Jun’ichirō Tanizaki writes this short but expansive stanza in his essay called “In Praise of Shadows”:

“In making for ourselves a place to live, we first spread a parasol to throw a shadow on the earth, and in the pale light of the shadow we put together a house.”

The parasol here is what I see as casting a foundation. Postgraduates may do this alone, or maybe the groundwork was laid with a supportive family, or by a privileged secondary education. The pale light of the shadow is the determination to see a project through.

Many tertiary students attend a university far from home. The postgraduate experience has reminded me how we can quickly spend more time in the university than we do in our houses. As a postgraduate, you finish a degree in at least two years but sometimes up to five (or seven if you stick around for a postdoc). There’s an intimacy and proximity in pursuing postgraduate studies together, not the least because we spend a wealth of time in the same space.

Ultimately, we are all building one another’s houses. Stay with me on this:

Imagine for a moment your life as a dream; a plan… You are the architect.
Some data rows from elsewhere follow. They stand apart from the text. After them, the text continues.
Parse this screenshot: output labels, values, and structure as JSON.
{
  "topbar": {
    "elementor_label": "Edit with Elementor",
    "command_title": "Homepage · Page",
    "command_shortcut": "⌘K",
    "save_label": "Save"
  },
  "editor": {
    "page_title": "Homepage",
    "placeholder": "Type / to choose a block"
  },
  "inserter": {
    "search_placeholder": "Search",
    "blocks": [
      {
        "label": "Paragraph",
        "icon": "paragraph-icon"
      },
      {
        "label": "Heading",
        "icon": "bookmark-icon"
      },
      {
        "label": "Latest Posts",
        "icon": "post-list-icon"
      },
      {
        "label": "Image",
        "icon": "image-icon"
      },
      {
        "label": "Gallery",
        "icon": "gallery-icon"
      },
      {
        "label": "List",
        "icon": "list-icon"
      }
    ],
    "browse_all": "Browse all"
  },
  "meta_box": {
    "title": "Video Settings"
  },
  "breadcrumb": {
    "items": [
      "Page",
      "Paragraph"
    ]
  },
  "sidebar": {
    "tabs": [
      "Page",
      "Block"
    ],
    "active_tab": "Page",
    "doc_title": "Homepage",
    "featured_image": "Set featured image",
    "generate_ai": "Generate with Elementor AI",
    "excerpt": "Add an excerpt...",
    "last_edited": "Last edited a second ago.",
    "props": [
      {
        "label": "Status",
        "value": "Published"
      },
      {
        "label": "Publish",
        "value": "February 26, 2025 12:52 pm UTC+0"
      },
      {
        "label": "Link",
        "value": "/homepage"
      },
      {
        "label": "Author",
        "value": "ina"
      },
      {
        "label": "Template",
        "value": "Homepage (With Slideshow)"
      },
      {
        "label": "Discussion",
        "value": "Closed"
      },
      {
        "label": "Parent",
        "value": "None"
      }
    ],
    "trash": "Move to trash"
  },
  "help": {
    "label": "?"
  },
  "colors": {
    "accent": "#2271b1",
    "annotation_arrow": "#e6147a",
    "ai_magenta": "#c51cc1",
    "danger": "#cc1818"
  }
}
You have an idea of which stairs need to lead where, the type of windows you want to gaze through at the world, and which areas in your life you’d prefer to keep private. As I have engaged in my higher degrees, I encounter peers, professors, groundskeepers, cleaning staff, administrators or undergraduate students who actively build me up or (hopefully, unintentionally) break bits of my house down. This allows me to understand myself better through my strengths and points of weakness; areas where I need to put in work; humility to ask for help when I need it.

Research groups are to the postgraduate experience what architecture firms are to the industry of construction. They have a particular niche; a style of design they like to follow; shared interest in brainstorming new projects. Still, opportunities to collaborate across research groups or even across research institutions can build the strongest houses.

Over time, just as in construction, each academic scholar gathers the knowledge of how to build from the ground up. Their expertise is shaped with experience and through making mistakes. So, my unsolicited but honest advice for anyone laying the foundation for a postgraduate degree or path in academia is this:

  • Know enough about the type of house you want to build that your vision is clear.
  • Work with people who have skills where you have space to learn.
  • Accommodate using new materials or adjusting your planned budget and timeline.
  • Remember that things will likely go wrong, and you may need to return to the drawing board.
  • Keep building your house, and one another’s, one brick at a time.

Somewhere between a childhood dream and placement on the waiting list for the Bachelor of Architectural Studies, a natural human process occurred: I changed my mind. I had experienced compromised health for some years, and my problem-solving side nudged me into a pursuit of understanding the human body. I’m still fascinated by structure; shadows; lines; shapes. Biology is the architecture of deities, and even architects look to the natural world for sustainable solutions. In following my own advice, I embrace both the biologist and the architect within – ever ready to return to the drawing board again.